After decades of diplomatic tension, relations between the U.S. and Cuba are about to take a major step toward normalcy.
Reuters reports that "the United States and Cuba are moving to normalize diplomatic relations more than 50 years after they were severed in a historic shift in policy ... [President Barack] Obama spoke on Tuesday to Cuban President Raul Castro to discuss the changes in a call that lasted nearly an hour."
What's changing: Obama has instructed Secretary of State John Kerry to initiate discussions with Cuba and will reestablish an embassy in Havana in the coming months, a major change since President Eisenhower broke off ties in the island nation in January 1961.
The shift in approach also includes further relaxing of travel restrictions, increasing remittance levels, expanding commercial sales and exports from the U.S. and reviewing Cuba's designation as a state sponsor of terrorism.

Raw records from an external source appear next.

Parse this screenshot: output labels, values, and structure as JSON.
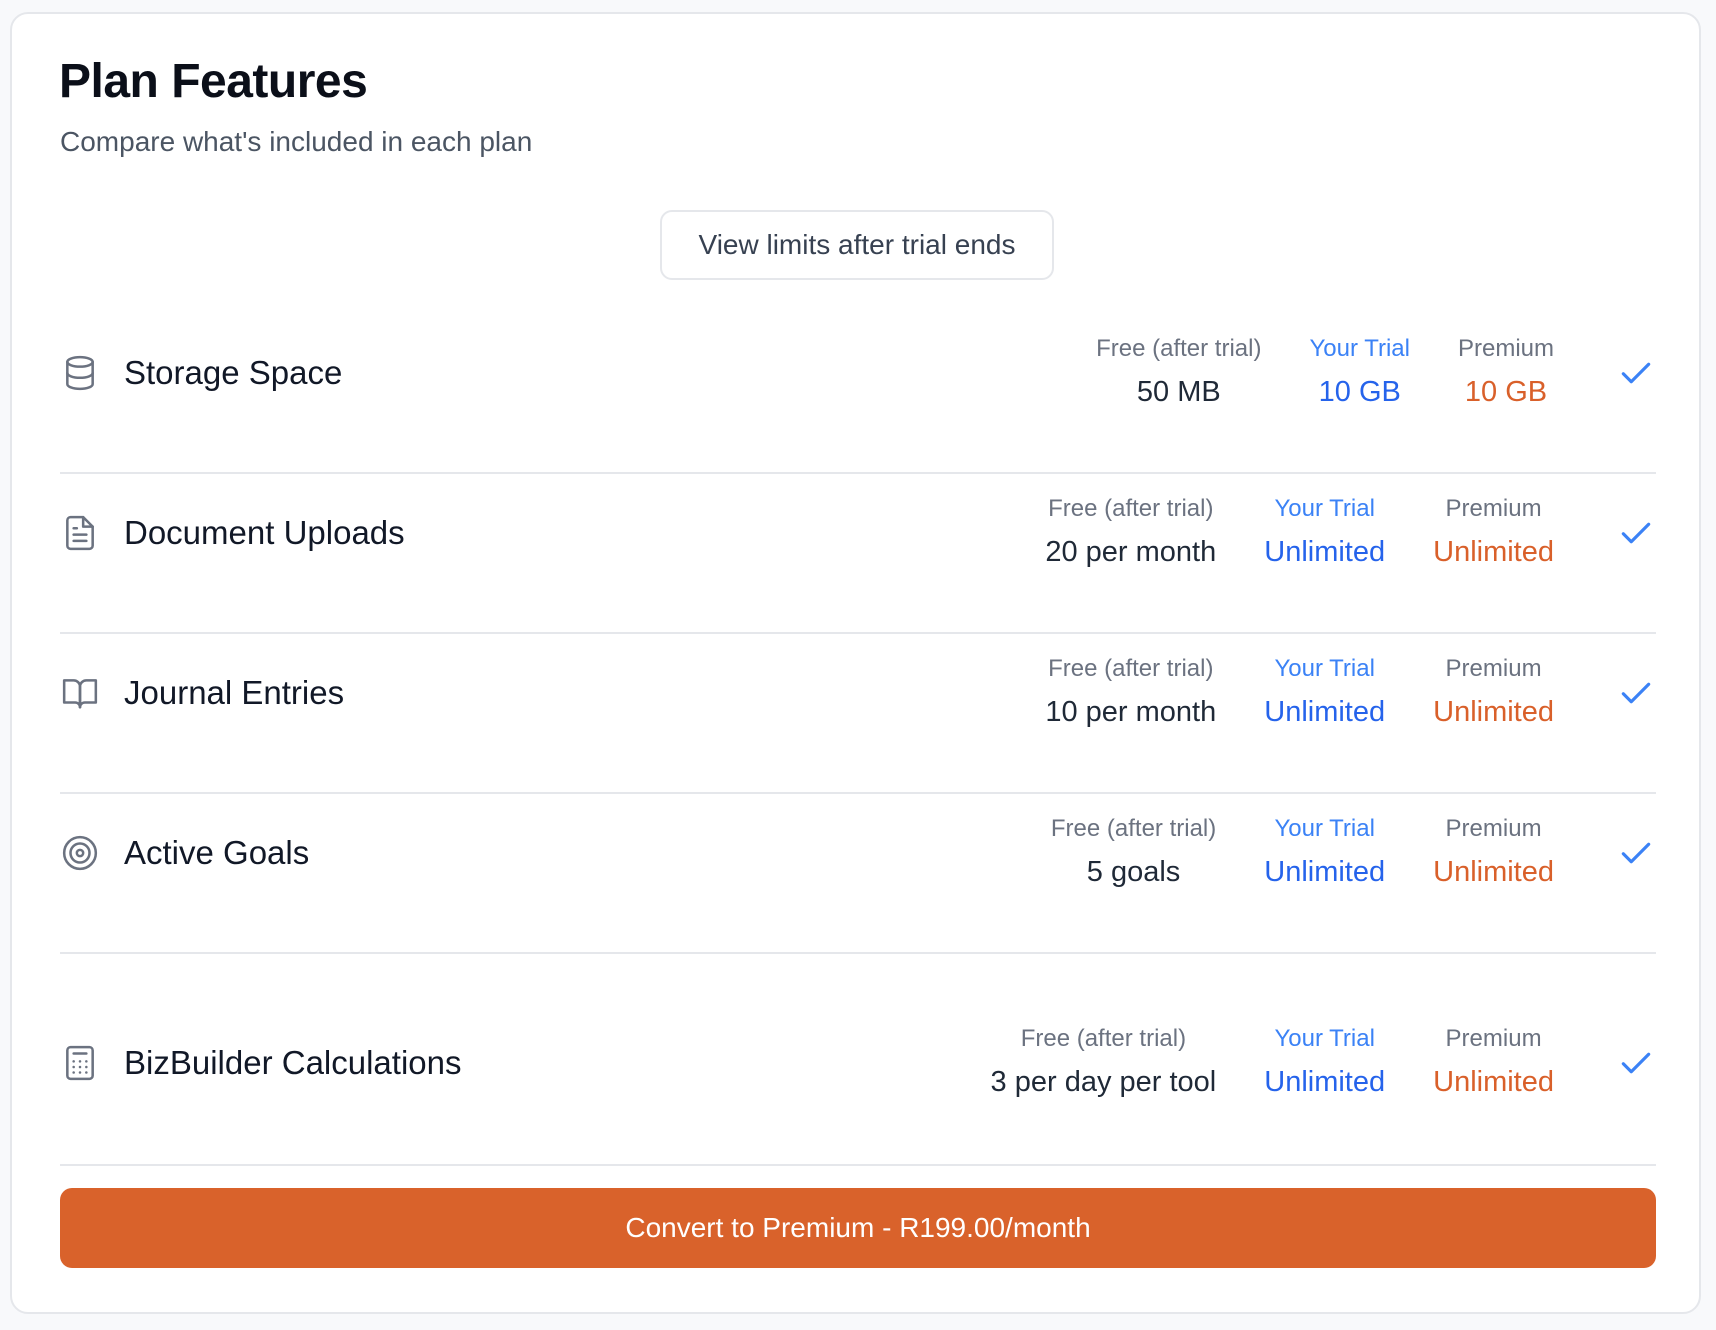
{
  "header": {
    "title": "Plan Features",
    "subtitle": "Compare what's included in each plan"
  },
  "toggle": {
    "label": "View limits after trial ends"
  },
  "columns": {
    "free": "Free (after trial)",
    "trial": "Your Trial",
    "premium": "Premium"
  },
  "features": [
    {
      "icon": "database-icon",
      "label": "Storage Space",
      "free": "50 MB",
      "trial": "10 GB",
      "premium": "10 GB",
      "included": true
    },
    {
      "icon": "document-icon",
      "label": "Document Uploads",
      "free": "20 per month",
      "trial": "Unlimited",
      "premium": "Unlimited",
      "included": true
    },
    {
      "icon": "book-icon",
      "label": "Journal Entries",
      "free": "10 per month",
      "trial": "Unlimited",
      "premium": "Unlimited",
      "included": true
    },
    {
      "icon": "target-icon",
      "label": "Active Goals",
      "free": "5 goals",
      "trial": "Unlimited",
      "premium": "Unlimited",
      "included": true
    },
    {
      "icon": "calculator-icon",
      "label": "BizBuilder Calculations",
      "free": "3 per day per tool",
      "trial": "Unlimited",
      "premium": "Unlimited",
      "included": true
    }
  ],
  "cta": {
    "label": "Convert to Premium - R199.00/month"
  },
  "colors": {
    "accent": "#d9622b",
    "trial_blue": "#2563eb",
    "check_blue": "#3b82f6",
    "premium_orange": "#d9602a"
  }
}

Cuba has been on the State Department's list of terror sponsor since 1982.
While travel to Cuba for tourist purposes will remain prohibited, senior administration officials said that family members, U.S. officials, businesses, journalists and private foundations will start to enjoy relaxed travel restrictions in the coming week. This news will likely be happily received by families who fled Castro's rule since the revolution more than 50 years ago.

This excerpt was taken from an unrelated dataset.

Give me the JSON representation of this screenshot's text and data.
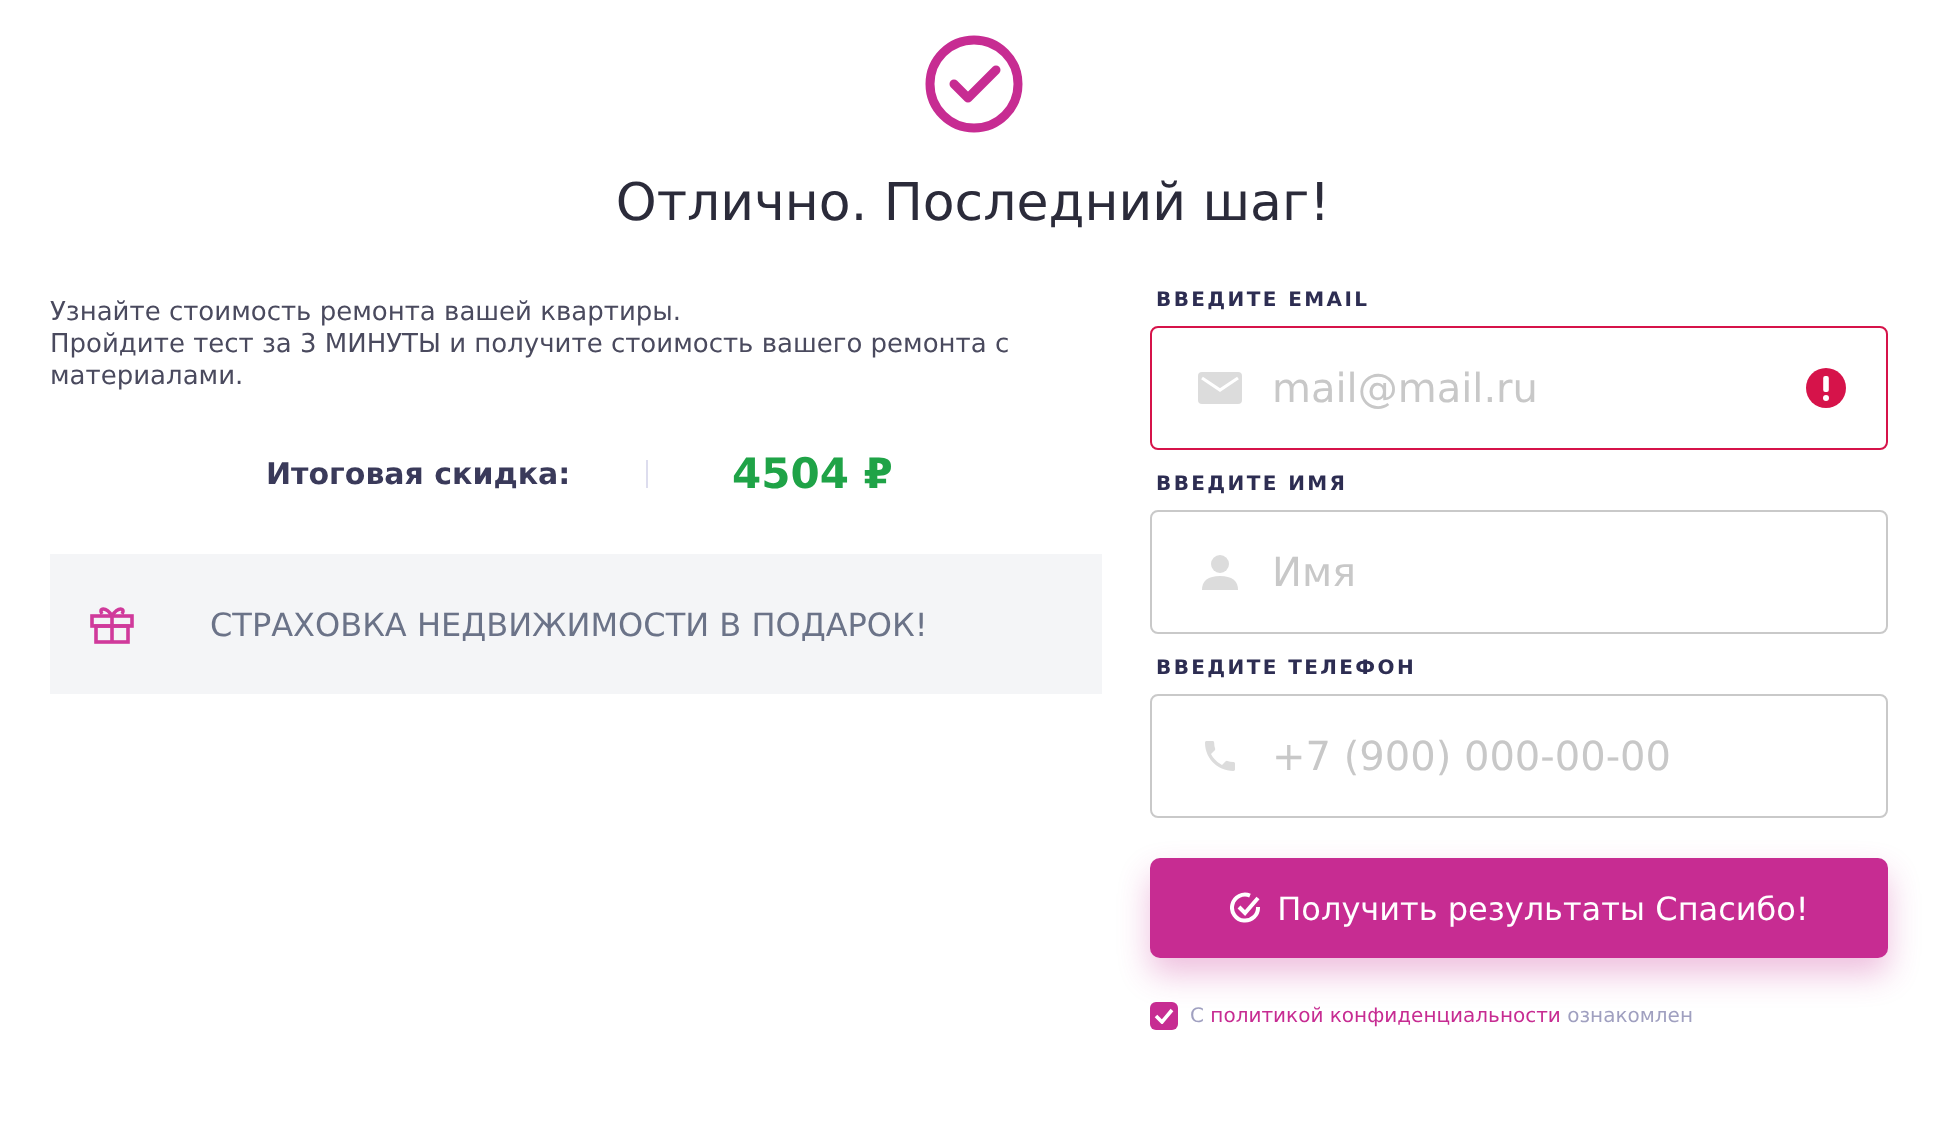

How did this happen? The news comes after U.S. contractor Alan Gross, who has been held by the Cuban government since 2009, was freed Wednesday. Senior administration officials told CNN that Gross' release was "part of a landmark deal with Cuba that paves the way for a major overhaul in U.S. policy toward the island."
This is big. "We are charting a new course toward Cuba," a senior administration official told CNN. "The president understood the time was right to attempt a new approach, both because of the beginnings of changes in Cuba and because of the impediment this was causing for our regional policy."
Editors Note: Mar. 2, 2015
An earlier version of this article cited Reuters reporting, but did not include quotations around the cited passage. The story has been updated to fully attribute Reuters' language.